(Dataset rows for apps and sites)

_ _ _ _ _ _ _

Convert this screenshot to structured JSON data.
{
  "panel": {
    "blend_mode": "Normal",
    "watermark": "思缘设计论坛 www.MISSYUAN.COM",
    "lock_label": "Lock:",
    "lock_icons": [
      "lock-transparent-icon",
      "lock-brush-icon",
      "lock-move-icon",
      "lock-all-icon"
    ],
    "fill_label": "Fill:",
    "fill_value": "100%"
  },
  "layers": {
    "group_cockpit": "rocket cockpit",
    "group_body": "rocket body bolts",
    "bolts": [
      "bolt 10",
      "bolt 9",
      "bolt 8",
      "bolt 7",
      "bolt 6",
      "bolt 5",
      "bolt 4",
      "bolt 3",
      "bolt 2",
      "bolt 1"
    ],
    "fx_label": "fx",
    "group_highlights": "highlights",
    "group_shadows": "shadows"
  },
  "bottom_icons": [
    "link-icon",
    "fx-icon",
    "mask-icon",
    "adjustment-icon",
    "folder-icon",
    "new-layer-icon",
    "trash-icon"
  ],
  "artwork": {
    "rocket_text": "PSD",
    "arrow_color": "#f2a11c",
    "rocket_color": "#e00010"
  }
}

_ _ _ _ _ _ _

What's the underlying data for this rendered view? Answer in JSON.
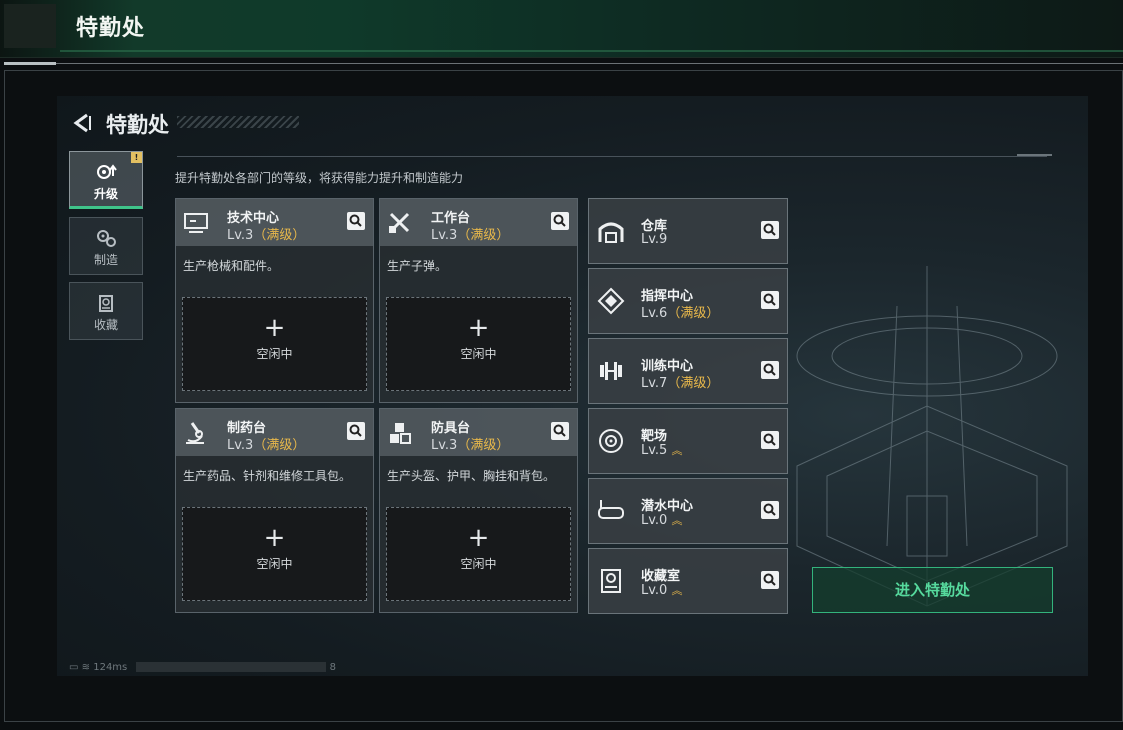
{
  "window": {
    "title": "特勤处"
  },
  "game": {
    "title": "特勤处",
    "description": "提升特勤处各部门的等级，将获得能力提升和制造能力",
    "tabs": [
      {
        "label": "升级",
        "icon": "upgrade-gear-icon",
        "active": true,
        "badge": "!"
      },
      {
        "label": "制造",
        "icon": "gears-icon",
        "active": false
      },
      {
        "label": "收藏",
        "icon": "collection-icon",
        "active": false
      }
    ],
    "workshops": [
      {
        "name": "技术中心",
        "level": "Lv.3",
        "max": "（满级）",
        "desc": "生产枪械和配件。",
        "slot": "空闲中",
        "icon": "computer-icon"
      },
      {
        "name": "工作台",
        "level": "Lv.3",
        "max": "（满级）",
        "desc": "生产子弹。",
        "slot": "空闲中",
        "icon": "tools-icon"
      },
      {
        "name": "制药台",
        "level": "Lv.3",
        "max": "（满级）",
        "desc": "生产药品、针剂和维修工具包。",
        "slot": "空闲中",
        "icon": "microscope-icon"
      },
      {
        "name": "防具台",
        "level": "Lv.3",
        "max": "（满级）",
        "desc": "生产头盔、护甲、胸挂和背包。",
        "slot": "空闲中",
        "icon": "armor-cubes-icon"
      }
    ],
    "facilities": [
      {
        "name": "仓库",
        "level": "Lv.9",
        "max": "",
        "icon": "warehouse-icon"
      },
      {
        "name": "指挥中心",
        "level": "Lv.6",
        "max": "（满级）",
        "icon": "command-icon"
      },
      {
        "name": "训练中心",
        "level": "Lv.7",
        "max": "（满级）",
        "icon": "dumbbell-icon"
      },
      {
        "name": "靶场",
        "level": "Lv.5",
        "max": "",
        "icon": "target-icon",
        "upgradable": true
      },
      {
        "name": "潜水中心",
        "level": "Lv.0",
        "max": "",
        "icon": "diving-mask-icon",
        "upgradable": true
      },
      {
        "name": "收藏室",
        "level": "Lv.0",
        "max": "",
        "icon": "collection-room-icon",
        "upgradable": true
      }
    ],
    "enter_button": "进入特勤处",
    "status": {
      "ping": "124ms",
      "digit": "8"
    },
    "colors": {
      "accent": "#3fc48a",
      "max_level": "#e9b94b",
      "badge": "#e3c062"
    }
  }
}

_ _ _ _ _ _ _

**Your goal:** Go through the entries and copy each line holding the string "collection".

**Completed task:**
        "icon": "collection-icon",
        "icon": "collection-room-icon",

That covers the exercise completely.